Arcane Shield (Su)
Agonizing Gaze (Su)
Bolt of the Damned (Su)
Dark Arcana (Ex)
Deadly Gaze (Su)
Deadly Touch (Su)
Fast Healing (Su)
Fear Aura (Su)
Forbidden Lore (Ex)
DC Type of Knowledge
A lich may also find out the True Name of a particularly noteworthy undead creature; this require a check against a DC of 10 + twice the being's HD.
Greater Coldfire (Su)
Improved Command (Ex)
Improved Fear Aura (Su)
The lich must possess a living being to continue to survive. Once per round it can attempt to possess a living humanoid creature. This ability is similar to a magic jar spell. (caster level of the lich's hit dice), except that it does not require a receptable and the creature can inhabit the host body indefinately. To use this abilty the lich moves intot he target's space, which does not provoke attacks or oppertunity. The target can resist with a successful Will save (DC 15+lichs charisma modifier)/ A creature that successfully saves is immune to that same liches possession for 24 hours. If the save fails, the creature dies, its spirit leaves its body, and the lich's spirit animates the body as per the magic jar spell. Creatures slain in this manner can only be brought back with a miracle or wish/

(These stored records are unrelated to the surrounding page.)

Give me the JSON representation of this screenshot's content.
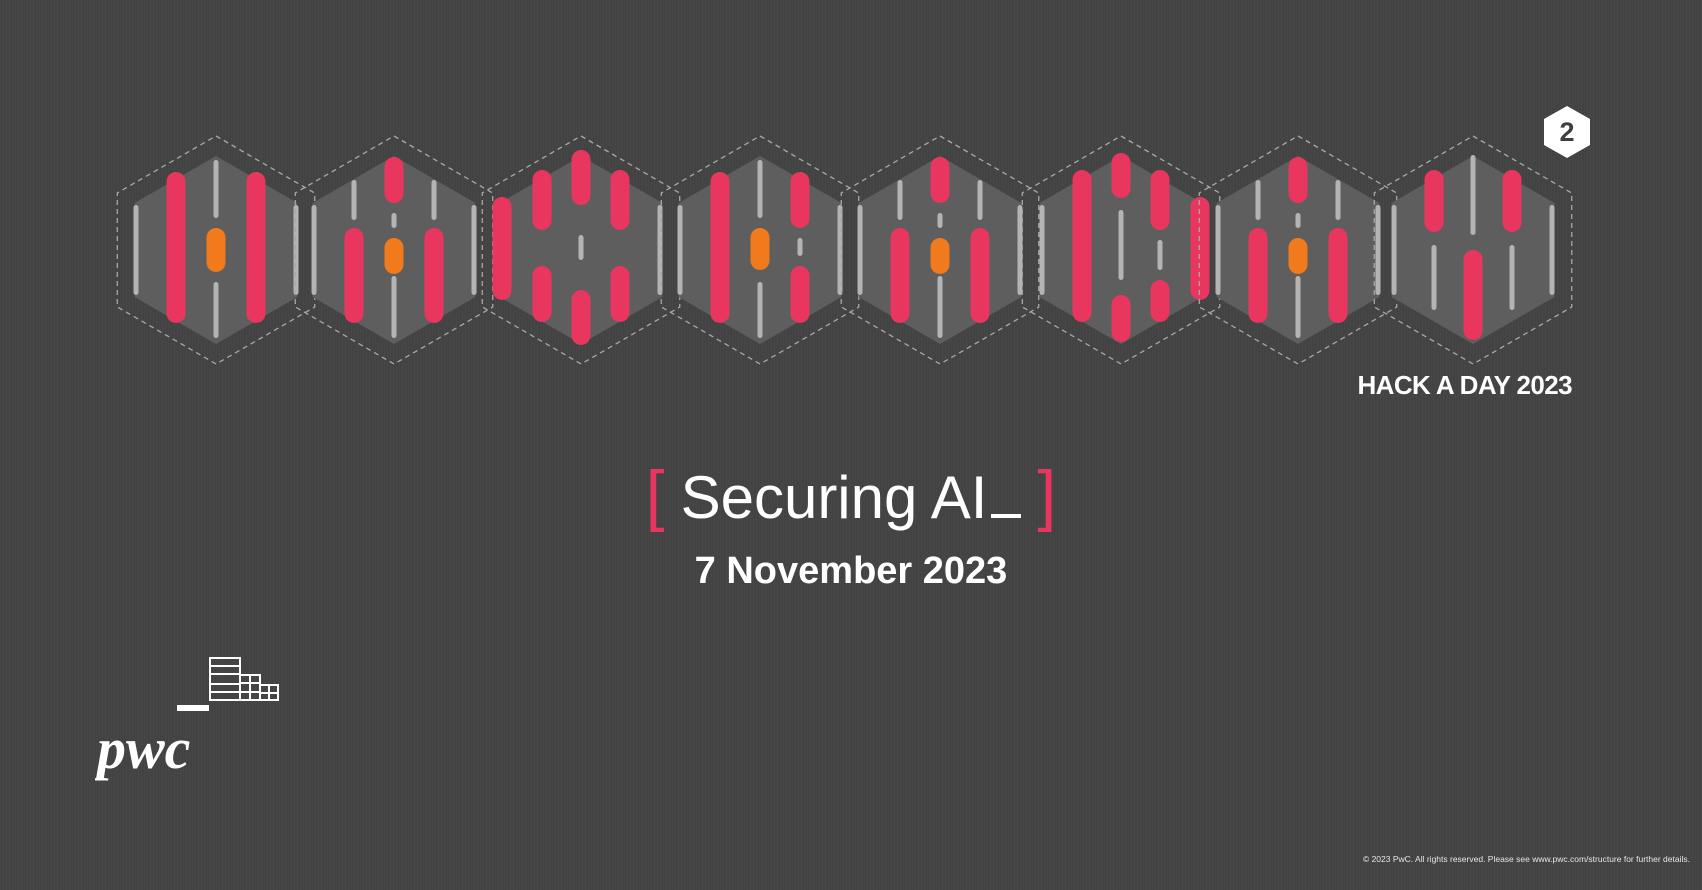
{
  "slide": {
    "badge_number": "2",
    "event_label": "HACK A DAY 2023",
    "title_open_bracket": "[",
    "title": "Securing AI",
    "title_close_bracket": "]",
    "date": "7 November 2023",
    "brand_logo_text": "pwc",
    "footer_note": "© 2023 PwC. All rights reserved. Please see www.pwc.com/structure for further details."
  },
  "colors": {
    "background": "#434343",
    "accent_pink": "#e8365f",
    "accent_orange": "#f07a1c",
    "hex_fill": "#5e5e5e",
    "light_bar": "#b4b4b4",
    "dashed_outline": "#a8a8a8",
    "text": "#ffffff"
  }
}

A possessed body ages at three times the normal rate. If the host dies due to age, is reduced to 0 hit points, or the lich gains a level, the lich is forced out of the host. (which causes the body to combust) and must possess a new body within 1 hour or be destroyed.
Any other circumstances that force the lich out of its host render the host useless and force thel ich to seek out a new one.

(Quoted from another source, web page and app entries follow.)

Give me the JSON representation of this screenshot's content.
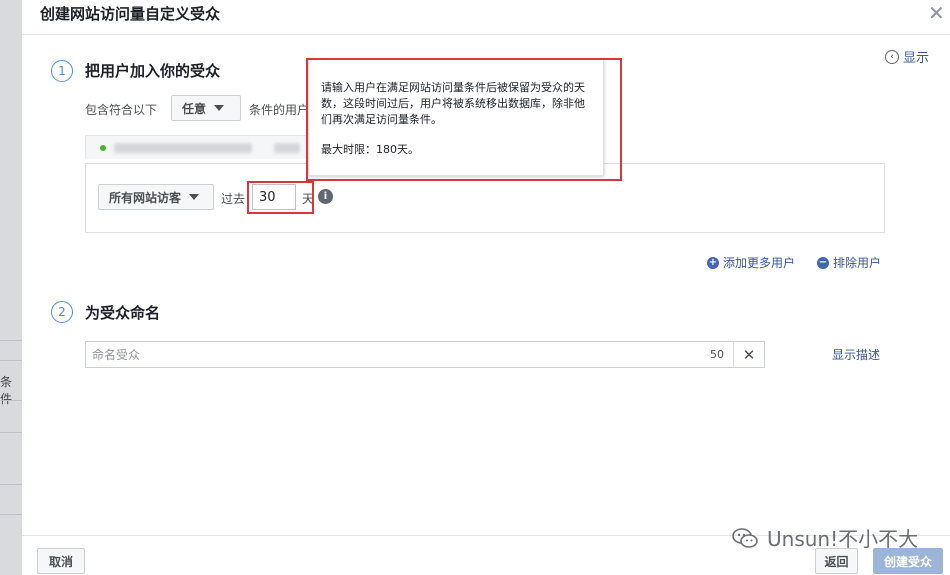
{
  "dialog": {
    "title": "创建网站访问量自定义受众",
    "show_link": "显示"
  },
  "background": {
    "fragment": "条件"
  },
  "section1": {
    "number": "1",
    "title": "把用户加入你的受众",
    "include_text": "包含符合以下",
    "any_dropdown": "任意",
    "conditions_text": "条件的用户",
    "rule": {
      "audience_type": "所有网站访客",
      "past_label": "过去",
      "days_value": "30",
      "days_unit": "天",
      "info_icon": "info-icon"
    },
    "tooltip": {
      "line1": "请输入用户在满足网站访问量条件后被保留为受众的天数，这段时间过后，用户将被系统移出数据库，除非他们再次满足访问量条件。",
      "line2": "最大时限：180天。"
    },
    "add_more": "添加更多用户",
    "exclude": "排除用户"
  },
  "section2": {
    "number": "2",
    "title": "为受众命名",
    "name_placeholder": "命名受众",
    "char_count": "50",
    "show_description": "显示描述"
  },
  "footer": {
    "cancel": "取消",
    "back": "返回",
    "create": "创建受众"
  },
  "watermark": {
    "text": "Unsun!不小不大"
  },
  "colors": {
    "link": "#365899",
    "step_circle": "#4a90e2",
    "highlight_box": "#d9363e",
    "primary_disabled": "#9cb4d8"
  }
}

While incorporeal the lich is vulnerable to dispel evil; instead of driving the lich to another plane it destroys it if it fails its resistance check and saving throw against the caster's touch attack.
Nether Arcana (Ex)
Rebuke Undead (Su)
Paralyzing Gaze (Su)
Paralyzing Touch (Su)
Spell Resistance (Su)
Turn Immunity (Ex)
Undead Mastery (Ex)
Vile Arcana (Ex)
+1 on the Harrowing. Check it out.
Rite Publishing's Coliseum Morpheon Setting maybe. The novel Lost in Dream by Matt Banach which is set in that setting, is described as Alice in Wonderland meets H.P.Lovecraft. It does involve rescuing a girl who is lost in dream iirc. I suggest checking it out.
Adventure Quarterly #3 has an adventure calles “Dream Harvest” which set in a nightmare, incidently also by Matt Banach. Read the reviews for more info.
There's also Rite's Five Room Dungeon: Rabbit Hole by Matt Banach (and Coliseum Morpheon author Clinton Boomer) again.
Also by Rite but not related to Coliseum or Matt Banach there is the PFRPG Kaidan Setting, which is about japanese gothic horror stories. Kaidan is an archipelago of islands, but has it's own cosmic properties making it very much like Ravenloft, being a land of oriental horror, karmic curses and a spiritual trap. It is heavily influenced by Japanese history, religion, legends, folklore and traditional ghost stories.
From 3.5/3.0? there is Mystic Eye Games which provides a dark setting that iirc is half dream. I bought several adventures and monster books from them to pillage for Ravenloft. The setting book is The Hunt: Rise of Evil.
"The Hunt: Rise of Evil" is our core d20 campaign setting by Mystic Eye Games. In this book you will be immersed into the dark world called Gothos. You will find a new and fantastic land where the dreams and nightmares of our sleeping earth folk find there way into this mystical world. This unique campaign setting will give you new rules, kingdoms, classes, races, magic and much more. Play in our world or simply apply all that you find here to any d20 game. Become a child of the waking dream and join the hunt today! This book will feature more than 20 unique, new classes, new feats, new spells, new monsters and much more for your d20 fantasy game.